### Source data
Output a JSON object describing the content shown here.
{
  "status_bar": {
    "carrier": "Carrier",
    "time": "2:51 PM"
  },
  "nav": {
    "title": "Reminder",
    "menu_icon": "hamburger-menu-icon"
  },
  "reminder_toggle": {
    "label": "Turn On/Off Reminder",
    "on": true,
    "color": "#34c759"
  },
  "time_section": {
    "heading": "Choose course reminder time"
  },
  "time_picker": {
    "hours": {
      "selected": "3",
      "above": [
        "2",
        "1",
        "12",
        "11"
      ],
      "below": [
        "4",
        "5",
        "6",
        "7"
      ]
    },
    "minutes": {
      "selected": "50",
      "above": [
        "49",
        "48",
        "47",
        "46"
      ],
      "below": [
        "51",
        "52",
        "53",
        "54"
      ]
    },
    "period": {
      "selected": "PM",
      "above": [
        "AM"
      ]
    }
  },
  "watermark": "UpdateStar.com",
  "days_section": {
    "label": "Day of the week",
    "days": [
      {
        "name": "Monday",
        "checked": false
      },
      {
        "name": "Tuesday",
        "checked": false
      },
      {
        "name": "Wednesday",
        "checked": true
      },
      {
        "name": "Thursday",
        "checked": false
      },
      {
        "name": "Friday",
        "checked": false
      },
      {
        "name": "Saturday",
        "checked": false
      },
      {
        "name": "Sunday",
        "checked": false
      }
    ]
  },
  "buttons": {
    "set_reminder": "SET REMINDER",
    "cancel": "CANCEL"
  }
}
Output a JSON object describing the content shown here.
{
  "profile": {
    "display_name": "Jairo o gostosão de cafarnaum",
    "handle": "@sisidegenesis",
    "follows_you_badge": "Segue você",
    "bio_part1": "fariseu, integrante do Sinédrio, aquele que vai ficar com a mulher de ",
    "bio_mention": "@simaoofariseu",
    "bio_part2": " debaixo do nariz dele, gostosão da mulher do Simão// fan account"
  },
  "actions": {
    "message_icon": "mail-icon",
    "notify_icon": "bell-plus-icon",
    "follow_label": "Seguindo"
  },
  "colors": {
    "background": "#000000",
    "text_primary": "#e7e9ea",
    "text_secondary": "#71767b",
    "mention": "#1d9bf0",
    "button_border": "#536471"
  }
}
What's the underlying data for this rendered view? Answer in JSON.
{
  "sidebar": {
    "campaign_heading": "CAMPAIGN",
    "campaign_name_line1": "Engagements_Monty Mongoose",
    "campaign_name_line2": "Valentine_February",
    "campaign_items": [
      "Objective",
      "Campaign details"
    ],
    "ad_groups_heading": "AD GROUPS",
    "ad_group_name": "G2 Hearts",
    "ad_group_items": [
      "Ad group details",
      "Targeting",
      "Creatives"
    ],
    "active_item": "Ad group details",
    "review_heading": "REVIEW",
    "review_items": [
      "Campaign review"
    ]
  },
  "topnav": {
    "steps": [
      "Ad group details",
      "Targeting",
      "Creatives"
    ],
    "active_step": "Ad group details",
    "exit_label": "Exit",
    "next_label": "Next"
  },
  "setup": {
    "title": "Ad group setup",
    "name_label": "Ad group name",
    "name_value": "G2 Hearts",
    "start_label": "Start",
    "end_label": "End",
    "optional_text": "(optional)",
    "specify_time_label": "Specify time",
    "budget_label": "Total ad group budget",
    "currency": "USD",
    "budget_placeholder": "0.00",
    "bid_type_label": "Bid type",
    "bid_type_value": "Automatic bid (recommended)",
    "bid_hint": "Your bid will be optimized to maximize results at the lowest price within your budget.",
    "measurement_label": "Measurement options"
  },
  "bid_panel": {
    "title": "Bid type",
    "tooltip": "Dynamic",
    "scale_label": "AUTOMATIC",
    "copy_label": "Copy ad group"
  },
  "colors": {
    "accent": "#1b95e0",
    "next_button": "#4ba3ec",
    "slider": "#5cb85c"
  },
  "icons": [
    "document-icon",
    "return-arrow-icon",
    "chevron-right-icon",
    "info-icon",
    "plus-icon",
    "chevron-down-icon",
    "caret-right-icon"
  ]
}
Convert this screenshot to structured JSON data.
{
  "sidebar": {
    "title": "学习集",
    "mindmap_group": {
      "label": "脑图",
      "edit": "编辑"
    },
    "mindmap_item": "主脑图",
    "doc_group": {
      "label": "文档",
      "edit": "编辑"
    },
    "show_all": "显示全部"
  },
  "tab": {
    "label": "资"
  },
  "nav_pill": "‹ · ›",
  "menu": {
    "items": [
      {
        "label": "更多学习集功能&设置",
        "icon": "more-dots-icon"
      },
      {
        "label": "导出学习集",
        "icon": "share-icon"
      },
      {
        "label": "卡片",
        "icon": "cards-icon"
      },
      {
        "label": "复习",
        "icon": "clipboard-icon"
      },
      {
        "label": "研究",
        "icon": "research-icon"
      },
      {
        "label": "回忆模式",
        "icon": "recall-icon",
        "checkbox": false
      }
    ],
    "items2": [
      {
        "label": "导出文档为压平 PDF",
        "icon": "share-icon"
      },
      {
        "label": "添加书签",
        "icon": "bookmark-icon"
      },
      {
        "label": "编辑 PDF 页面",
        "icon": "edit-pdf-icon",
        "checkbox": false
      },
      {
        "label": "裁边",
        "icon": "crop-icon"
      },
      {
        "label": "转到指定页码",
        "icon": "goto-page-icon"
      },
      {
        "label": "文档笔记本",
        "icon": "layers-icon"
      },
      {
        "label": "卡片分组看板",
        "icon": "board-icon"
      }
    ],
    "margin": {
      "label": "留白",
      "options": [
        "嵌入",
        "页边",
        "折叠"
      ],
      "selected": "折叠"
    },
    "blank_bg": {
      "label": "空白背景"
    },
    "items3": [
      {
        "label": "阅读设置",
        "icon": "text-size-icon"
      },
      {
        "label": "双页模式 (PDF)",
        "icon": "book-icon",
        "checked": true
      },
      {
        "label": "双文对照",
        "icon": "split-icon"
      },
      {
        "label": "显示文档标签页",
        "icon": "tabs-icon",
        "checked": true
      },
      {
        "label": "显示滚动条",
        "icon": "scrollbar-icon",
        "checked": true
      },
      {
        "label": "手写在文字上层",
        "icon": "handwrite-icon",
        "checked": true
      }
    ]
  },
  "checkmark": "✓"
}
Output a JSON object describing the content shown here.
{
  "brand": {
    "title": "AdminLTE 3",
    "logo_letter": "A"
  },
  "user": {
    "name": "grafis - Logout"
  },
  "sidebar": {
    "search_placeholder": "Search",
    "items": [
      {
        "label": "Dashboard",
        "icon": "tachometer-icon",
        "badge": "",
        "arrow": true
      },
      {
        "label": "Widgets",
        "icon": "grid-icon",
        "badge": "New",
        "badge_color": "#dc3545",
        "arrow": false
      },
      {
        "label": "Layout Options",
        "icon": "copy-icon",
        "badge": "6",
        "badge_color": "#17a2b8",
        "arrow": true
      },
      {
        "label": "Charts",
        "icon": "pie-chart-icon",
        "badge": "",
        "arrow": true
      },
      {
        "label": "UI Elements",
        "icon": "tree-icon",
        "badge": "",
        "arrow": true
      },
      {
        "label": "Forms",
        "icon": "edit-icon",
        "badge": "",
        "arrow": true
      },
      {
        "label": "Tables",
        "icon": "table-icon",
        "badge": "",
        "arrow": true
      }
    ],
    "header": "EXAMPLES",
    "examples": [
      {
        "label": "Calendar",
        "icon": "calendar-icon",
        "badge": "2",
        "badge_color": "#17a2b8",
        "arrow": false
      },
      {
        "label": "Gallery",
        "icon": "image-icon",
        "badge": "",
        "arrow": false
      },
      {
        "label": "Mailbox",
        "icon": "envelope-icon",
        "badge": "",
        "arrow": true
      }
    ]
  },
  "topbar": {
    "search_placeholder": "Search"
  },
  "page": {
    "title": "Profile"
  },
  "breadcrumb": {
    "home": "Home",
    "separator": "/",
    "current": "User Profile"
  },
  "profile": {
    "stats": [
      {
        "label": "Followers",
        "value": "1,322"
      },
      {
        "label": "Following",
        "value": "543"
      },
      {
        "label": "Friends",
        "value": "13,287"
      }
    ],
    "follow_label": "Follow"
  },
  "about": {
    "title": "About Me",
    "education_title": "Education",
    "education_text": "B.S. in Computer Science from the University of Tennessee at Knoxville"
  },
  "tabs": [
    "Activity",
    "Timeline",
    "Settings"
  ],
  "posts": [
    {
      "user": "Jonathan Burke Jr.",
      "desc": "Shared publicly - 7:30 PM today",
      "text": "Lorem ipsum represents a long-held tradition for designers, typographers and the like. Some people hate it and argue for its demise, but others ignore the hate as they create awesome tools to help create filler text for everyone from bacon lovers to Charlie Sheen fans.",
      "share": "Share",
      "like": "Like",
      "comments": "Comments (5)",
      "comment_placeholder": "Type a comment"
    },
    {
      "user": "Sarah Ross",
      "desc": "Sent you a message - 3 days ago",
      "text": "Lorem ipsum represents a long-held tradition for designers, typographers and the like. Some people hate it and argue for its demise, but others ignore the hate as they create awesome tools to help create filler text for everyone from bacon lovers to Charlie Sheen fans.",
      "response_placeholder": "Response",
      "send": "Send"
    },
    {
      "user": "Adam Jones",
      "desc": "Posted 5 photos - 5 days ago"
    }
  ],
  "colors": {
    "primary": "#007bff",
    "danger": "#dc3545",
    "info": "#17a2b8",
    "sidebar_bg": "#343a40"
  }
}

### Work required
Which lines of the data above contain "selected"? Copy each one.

### Answer to the exercise
      "selected": "3",
      "selected": "50",
      "selected": "PM",
      "selected": "折叠"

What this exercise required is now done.